We thought we were being cautious enough. We didn’t have a big party or get-together. We restricted ourselves to small, intimate interactions, such as those that many people are likely to have during the holiday season. However, these seemingly innocuous interactions resulted in 10 confirmed COVID-19 infections in our family. The majority of us have recovered, but my father died.

My parents live in Manchester and they had their very close cousins from London visit them just before Halloween, on October 20, 2020. The cousins stayed the night with my parents because it was a long trip. My parents invited my sister’s family over for Halloween the next day and they gathered inside to see the little girls dressed up in their costumes. Soon after, on Tuesday, November 3, 2020, my parents arrived at my house to celebrate my father’s birthday, and they stayed with us until Thursday.

While driving home from our house my parents received a call from their cousins, who informed them that they had tested positive for COVID-19. Fear swept through our family and reality turned out to be far scarier than any of us could have imagined. My parents were the next to receive positive results, followed by my sister’s family, and finally, mine. This virus is a monster. We were all exhibiting symptoms. My mother became very ill and had to dial 911. Paramedics arrived and gave her oxygen to help her breathe.

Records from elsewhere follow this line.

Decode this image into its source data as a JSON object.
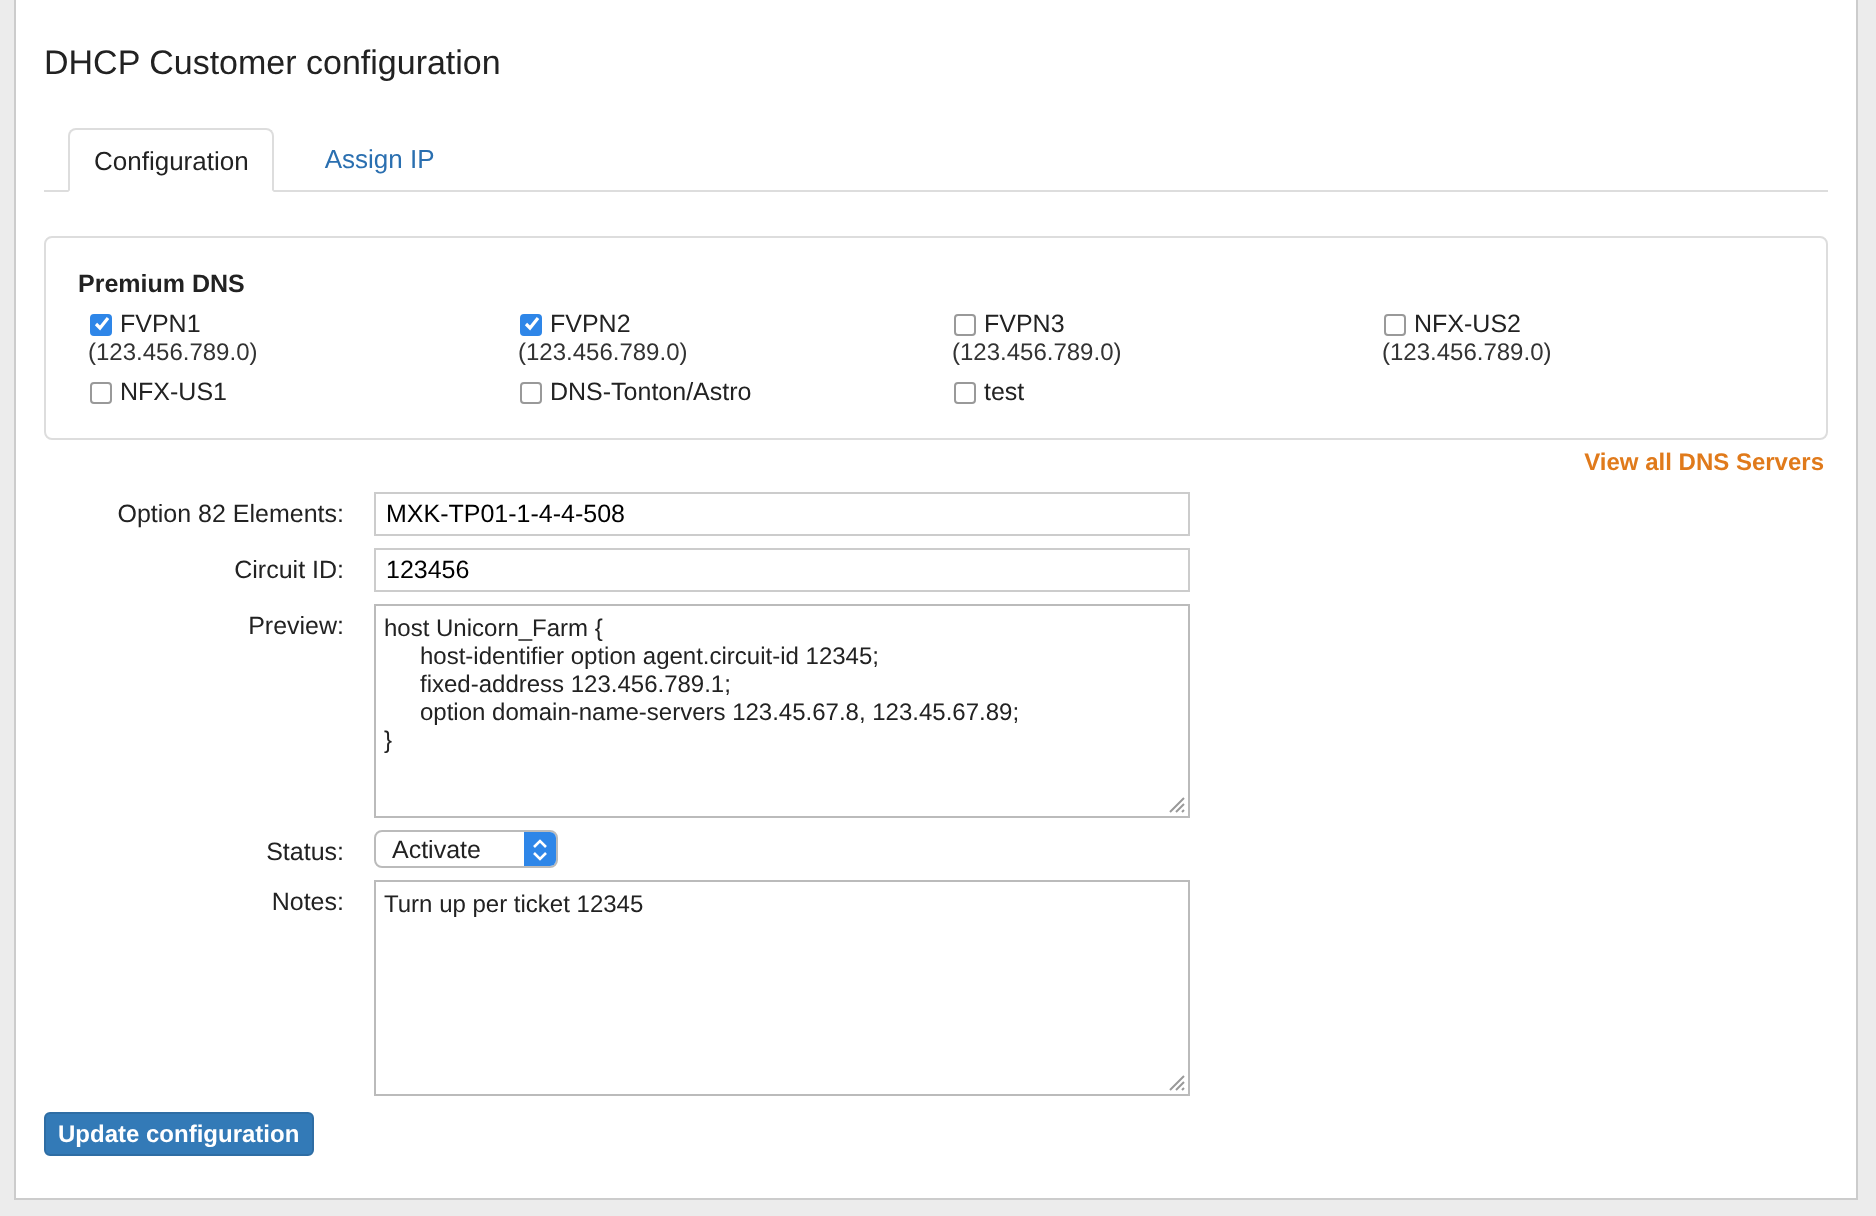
{
  "title": "DHCP Customer configuration",
  "tabs": [
    {
      "label": "Configuration",
      "selected": true
    },
    {
      "label": "Assign IP",
      "selected": false
    }
  ],
  "premium_dns": {
    "heading": "Premium DNS",
    "servers": [
      {
        "name": "FVPN1",
        "address": "(123.456.789.0)",
        "checked": true
      },
      {
        "name": "FVPN2",
        "address": "(123.456.789.0)",
        "checked": true
      },
      {
        "name": "FVPN3",
        "address": "(123.456.789.0)",
        "checked": false
      },
      {
        "name": "NFX-US2",
        "address": "(123.456.789.0)",
        "checked": false
      },
      {
        "name": "NFX-US1",
        "checked": false
      },
      {
        "name": "DNS-Tonton/Astro",
        "checked": false
      },
      {
        "name": "test",
        "checked": false
      }
    ],
    "link": "View all DNS Servers"
  },
  "form": {
    "option82": {
      "label": "Option 82 Elements:",
      "value": "MXK-TP01-1-4-4-508"
    },
    "circuit_id": {
      "label": "Circuit ID:",
      "value": "123456"
    },
    "preview": {
      "label": "Preview:",
      "lines": [
        {
          "text": "host Unicorn_Farm {",
          "children": [
            {
              "text": "host-identifier option agent.circuit-id 12345;"
            },
            {
              "text": "fixed-address 123.456.789.1;"
            },
            {
              "text": "option domain-name-servers 123.45.67.8, 123.45.67.89;"
            }
          ]
        },
        {
          "text": "}"
        }
      ]
    },
    "status": {
      "label": "Status:",
      "value": "Activate"
    },
    "notes": {
      "label": "Notes:",
      "value": "Turn up per ticket 12345"
    }
  },
  "submit": "Update configuration"
}
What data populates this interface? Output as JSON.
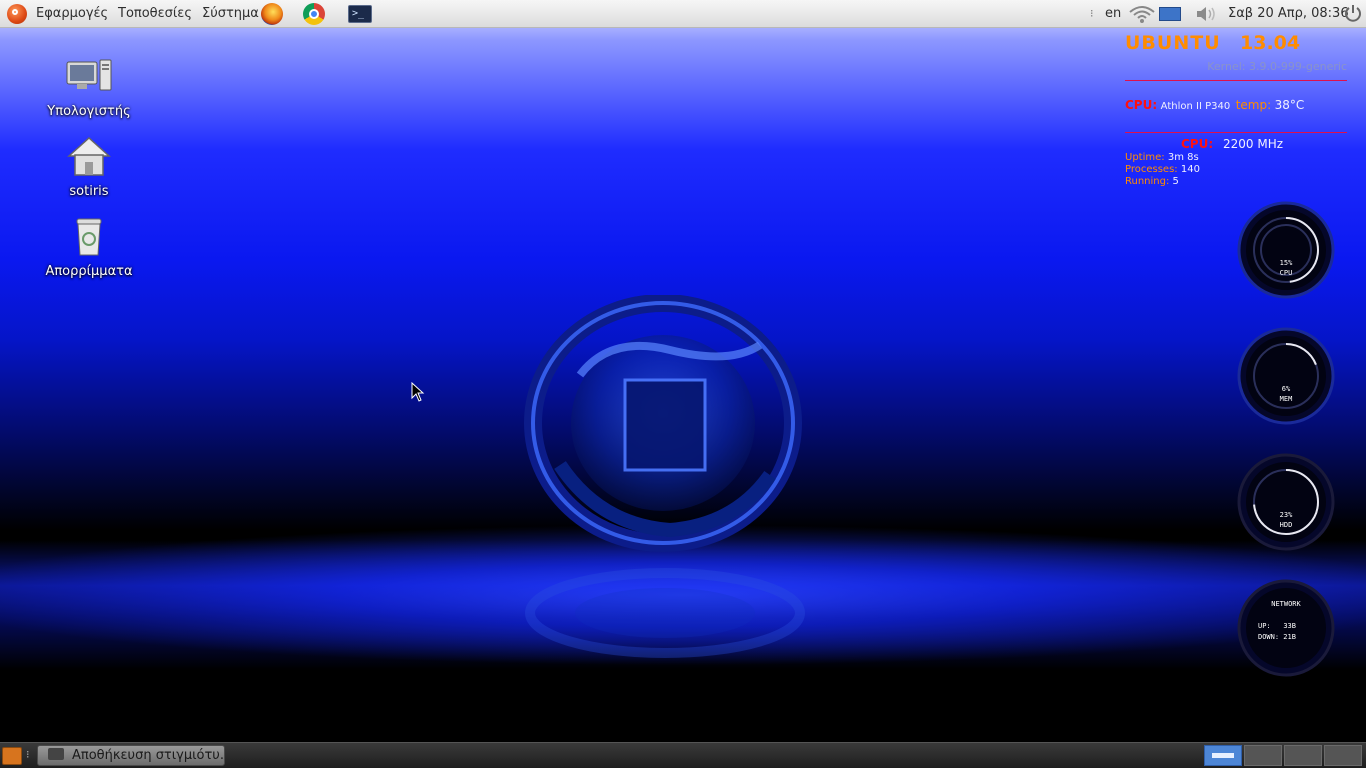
{
  "top_panel": {
    "menus": [
      "Εφαρμογές",
      "Τοποθεσίες",
      "Σύστημα"
    ],
    "keyboard_layout": "en",
    "clock": "Σαβ 20 Απρ, 08:36"
  },
  "desktop_icons": [
    {
      "label": "Υπολογιστής",
      "icon": "computer-icon"
    },
    {
      "label": "sotiris",
      "icon": "home-folder-icon"
    },
    {
      "label": "Απορρίμματα",
      "icon": "trash-icon"
    }
  ],
  "conky": {
    "distro": "UBUNTU",
    "version": "13.04",
    "kernel": "Kernel: 3.9.0-999-generic",
    "cpu_label": "CPU:",
    "cpu_model": "Athlon II P340",
    "temp_label": "temp:",
    "temp_value": "38°C",
    "freq_label": "CPU:",
    "freq_value": "2200 MHz",
    "uptime_label": "Uptime:",
    "uptime_value": "3m 8s",
    "processes_label": "Processes:",
    "processes_value": "140",
    "running_label": "Running:",
    "running_value": "5"
  },
  "rings": [
    {
      "value_text": "15%",
      "label": "CPU",
      "fraction": 0.15
    },
    {
      "value_text": "6%",
      "label": "MEM",
      "fraction": 0.06
    },
    {
      "value_text": "23%",
      "label": "HDD",
      "fraction": 0.23
    }
  ],
  "network_ring": {
    "title": "NETWORK",
    "up_label": "UP:",
    "up_value": "33B",
    "down_label": "DOWN:",
    "down_value": "21B"
  },
  "taskbar": {
    "task_label": "Αποθήκευση στιγμιότυ..."
  },
  "workspaces": {
    "count": 4,
    "active": 1
  },
  "colors": {
    "conky_orange": "#ff8c00",
    "conky_red": "#ff1010",
    "workspace_active": "#4d86d6"
  }
}
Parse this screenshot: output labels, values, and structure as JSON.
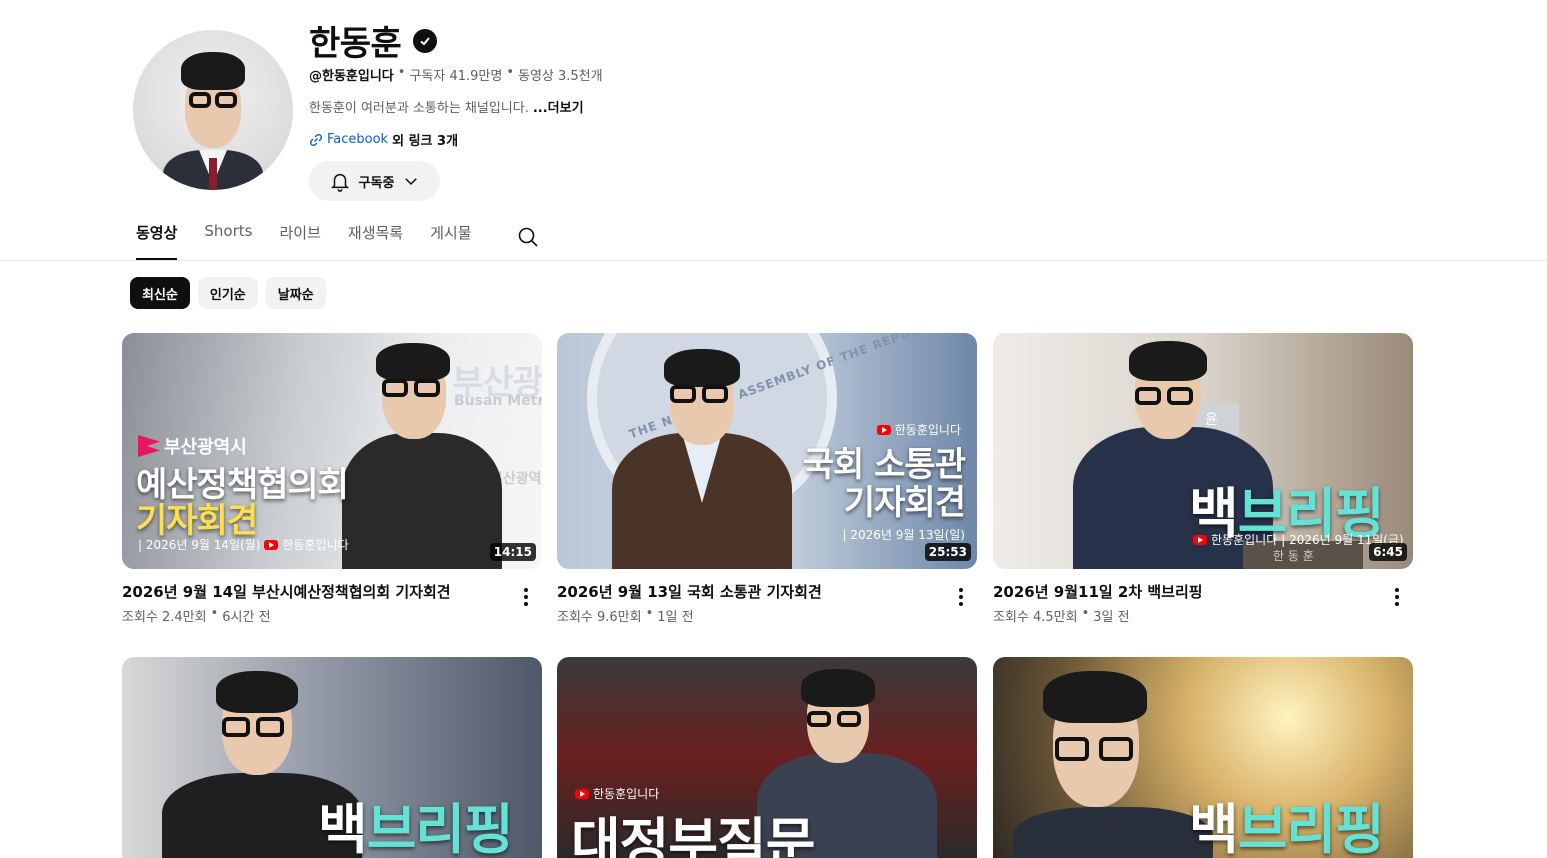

My sister’s husband and 14-year-old son became very ill. The husband recovered, but her son was still not fully recovered five weeks later. His symptoms continue to include fatigue, headache, and a stomach ache that hasn’t gone away completely. I was feeling a little under the weather. I only had a stuffy nose, but I was suffering from severe brain fog. I couldn’t remember anything for two days and was afraid I’d never be able to think again. Fortunately, I am now back to normal. We’d all lost our sense of smell and taste. It was all very frightening.

But what happened to my father was the most heartbreaking experience for us. When he began to struggle to breathe, the ambulance transported him to the hospital where he was admitted. He was intubated in the emergency room and was on a ventilator for a week. After he made it off the ventilator, his decline continued. He passed away 30 days after his first symptoms.

There is no point in assigning blame to us. There were a lot of adults involved in making the decision to meet in each other’s homes. I’ve gone over it several times, but there’s nothing I can do to change it for us at this point. Our family has already been ravaged by the virus. But I’m speaking up because there’s still time for you to reconsider the decisions you’re making in order to best protect those you care about.

What I want everyone to understand is that love and trust do not equal health and safety. Don’t make the same mistakes we did and think you’re going to be safe because you’re only gathering with a few close relatives inside your own homes. That is extremely dangerous, almost like playing Russian roulette with the lives of those you care about the most.

Look, I understand. This is hard. These decisions are hard, and people you love may get mad at you for suggesting certain gatherings shouldn’t happen because they are too risky. Speak up regardless!